Long-term Group Exercise for People With Parkinson’s Disease

Aerobic and strengthening exercises have been shown to be beneficial to people with Parkinson’s disease (PD) on the basis of highly structured, short-term, clinical protocols. This study extended previous research by investigating feasibility of an ongoing, community-based, group exercise program for people with PD on the basis of short-term (10 weeks) and long-term (14 months) data. Twenty people with PD (Hoehn and Yahr stages I to III) participated in at least one of four 10-week sessions. Classes were held twice weekly for 1 hour and included strength, flexibility, and balance and walking exercises. Evaluations were done 1.5 hours post medication intake 1 week prior to and 1 week after each session. Gait speed, 6-Minute Walk test (6MWT), “Timed Up and Go” test, and grip strength were used to assess physical function. Analysis of short-term results were based on 18 participants (2 dropped out prior to posttest), and long-term results were based on 8 participants who started in the first session continued through the 14-month period. Attendance rates were moderate to high (73% overall). No injuries were reported. Wilcoxon signed ranks tests based on each participant’s first 10-week session exhibited significant improvements in 6MWT, and grip strength. Long-term participants showed significant improvements in grip strength, and a trend toward improved 6MWT. Gait speed and Timed Up and Go test did not change significantly in the short or long terms.

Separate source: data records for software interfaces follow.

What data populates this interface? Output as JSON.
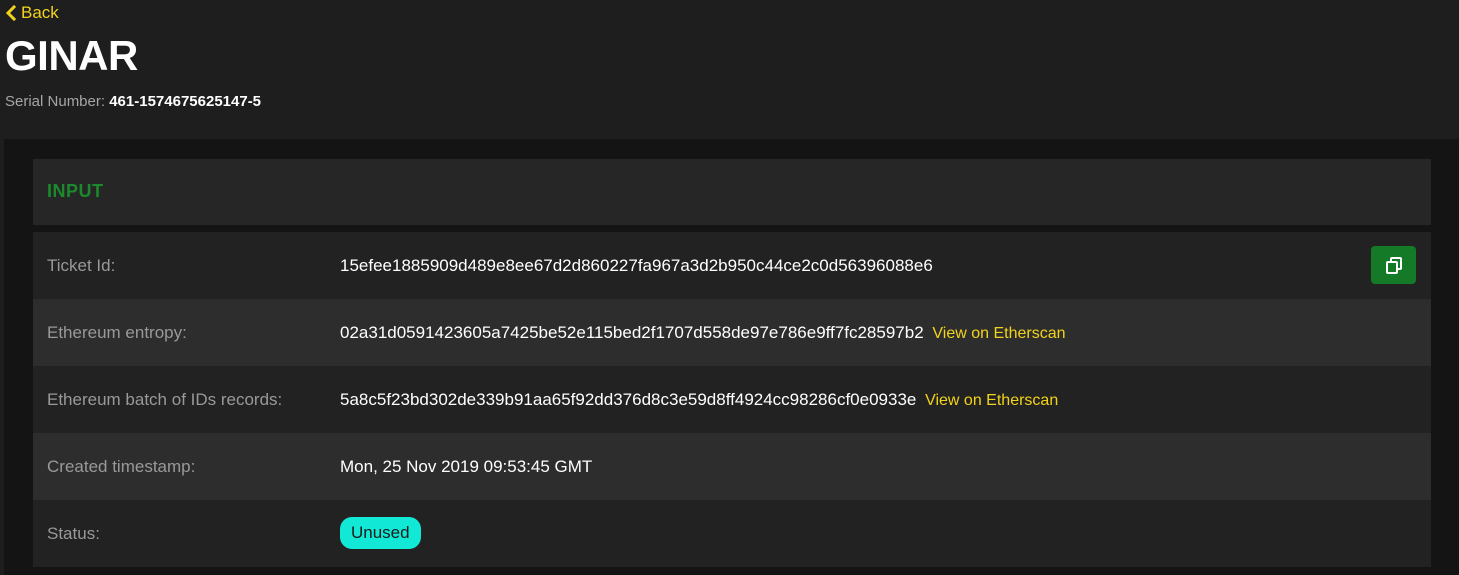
{
  "nav": {
    "back_label": "Back"
  },
  "header": {
    "title": "GINAR",
    "serial_label": "Serial Number:",
    "serial_value": "461-1574675625147-5"
  },
  "card": {
    "title": "INPUT"
  },
  "rows": [
    {
      "label": "Ticket Id:",
      "value": "15efee1885909d489e8ee67d2d860227fa967a3d2b950c44ce2c0d56396088e6"
    },
    {
      "label": "Ethereum entropy:",
      "value": "02a31d0591423605a7425be52e115bed2f1707d558de97e786e9ff7fc28597b2",
      "link": "View on Etherscan"
    },
    {
      "label": "Ethereum batch of IDs records:",
      "value": "5a8c5f23bd302de339b91aa65f92dd376d8c3e59d8ff4924cc98286cf0e0933e",
      "link": "View on Etherscan"
    },
    {
      "label": "Created timestamp:",
      "value": "Mon, 25 Nov 2019 09:53:45 GMT"
    },
    {
      "label": "Status:",
      "value": "Unused"
    }
  ],
  "colors": {
    "accent_yellow": "#f2d31b",
    "accent_green": "#157a28",
    "status_unused": "#12e8d6"
  },
  "icons": {
    "back": "chevron-left-icon",
    "copy": "copy-icon"
  }
}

This community-based group exercise program proved to be safe, feasible, and appeared to be effective. While some measures showed no improvement, there was no evidence of decline. This is an significant outcome for persons with progressive neurological disorders, and indicates that community-based group exercise is a promising option for people with PD.